**Work request:** Write out exactly the line containing "Give me the" along with each line that follows it in the records below, and no others.

**Data for this exercise:**
━━━━
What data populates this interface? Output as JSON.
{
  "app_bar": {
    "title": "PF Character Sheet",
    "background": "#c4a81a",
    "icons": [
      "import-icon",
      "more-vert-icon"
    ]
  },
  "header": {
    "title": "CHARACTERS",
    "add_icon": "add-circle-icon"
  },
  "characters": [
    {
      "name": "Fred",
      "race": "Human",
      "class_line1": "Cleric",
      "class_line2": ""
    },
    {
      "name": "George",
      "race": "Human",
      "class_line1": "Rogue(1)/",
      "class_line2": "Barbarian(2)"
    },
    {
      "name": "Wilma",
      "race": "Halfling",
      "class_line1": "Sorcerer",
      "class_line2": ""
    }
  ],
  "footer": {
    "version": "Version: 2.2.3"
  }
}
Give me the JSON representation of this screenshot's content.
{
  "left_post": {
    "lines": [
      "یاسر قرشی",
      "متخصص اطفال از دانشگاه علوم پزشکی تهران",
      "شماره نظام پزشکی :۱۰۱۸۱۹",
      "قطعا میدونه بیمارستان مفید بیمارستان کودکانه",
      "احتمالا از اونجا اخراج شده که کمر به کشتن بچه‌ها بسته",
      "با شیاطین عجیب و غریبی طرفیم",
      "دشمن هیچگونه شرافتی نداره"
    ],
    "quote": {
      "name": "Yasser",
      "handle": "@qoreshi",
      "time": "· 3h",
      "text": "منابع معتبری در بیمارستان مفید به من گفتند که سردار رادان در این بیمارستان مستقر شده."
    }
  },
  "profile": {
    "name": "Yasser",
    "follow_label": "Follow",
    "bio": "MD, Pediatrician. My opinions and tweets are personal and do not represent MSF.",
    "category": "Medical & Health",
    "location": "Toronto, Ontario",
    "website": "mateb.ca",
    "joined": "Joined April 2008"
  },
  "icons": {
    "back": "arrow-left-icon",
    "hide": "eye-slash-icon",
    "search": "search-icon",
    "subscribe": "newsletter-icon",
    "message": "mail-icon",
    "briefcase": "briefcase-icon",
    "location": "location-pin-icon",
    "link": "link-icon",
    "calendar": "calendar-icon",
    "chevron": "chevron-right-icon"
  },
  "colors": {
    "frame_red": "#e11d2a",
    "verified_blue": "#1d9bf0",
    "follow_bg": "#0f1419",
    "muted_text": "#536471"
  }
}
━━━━
**Output for this task:**
Give me the JSON representation of this screenshot's content.
{
  "left_post": {
    "lines": [
      "یاسر قرشی",
      "متخصص اطفال از دانشگاه علوم پزشکی تهران",
      "شماره نظام پزشکی :۱۰۱۸۱۹",
      "قطعا میدونه بیمارستان مفید بیمارستان کودکانه",
      "احتمالا از اونجا اخراج شده که کمر به کشتن بچه‌ها بسته",
      "با شیاطین عجیب و غریبی طرفیم",
      "دشمن هیچگونه شرافتی نداره"
    ],
    "quote": {
      "name": "Yasser",
      "handle": "@qoreshi",
      "time": "· 3h",
      "text": "منابع معتبری در بیمارستان مفید به من گفتند که سردار رادان در این بیمارستان مستقر شده."
    }
  },
  "profile": {
    "name": "Yasser",
    "follow_label": "Follow",
    "bio": "MD, Pediatrician. My opinions and tweets are personal and do not represent MSF.",
    "category": "Medical & Health",
    "location": "Toronto, Ontario",
    "website": "mateb.ca",
    "joined": "Joined April 2008"
  },
  "icons": {
    "back": "arrow-left-icon",
    "hide": "eye-slash-icon",
    "search": "search-icon",
    "subscribe": "newsletter-icon",
    "message": "mail-icon",
    "briefcase": "briefcase-icon",
    "location": "location-pin-icon",
    "link": "link-icon",
    "calendar": "calendar-icon",
    "chevron": "chevron-right-icon"
  },
  "colors": {
    "frame_red": "#e11d2a",
    "verified_blue": "#1d9bf0",
    "follow_bg": "#0f1419",
    "muted_text": "#536471"
  }
}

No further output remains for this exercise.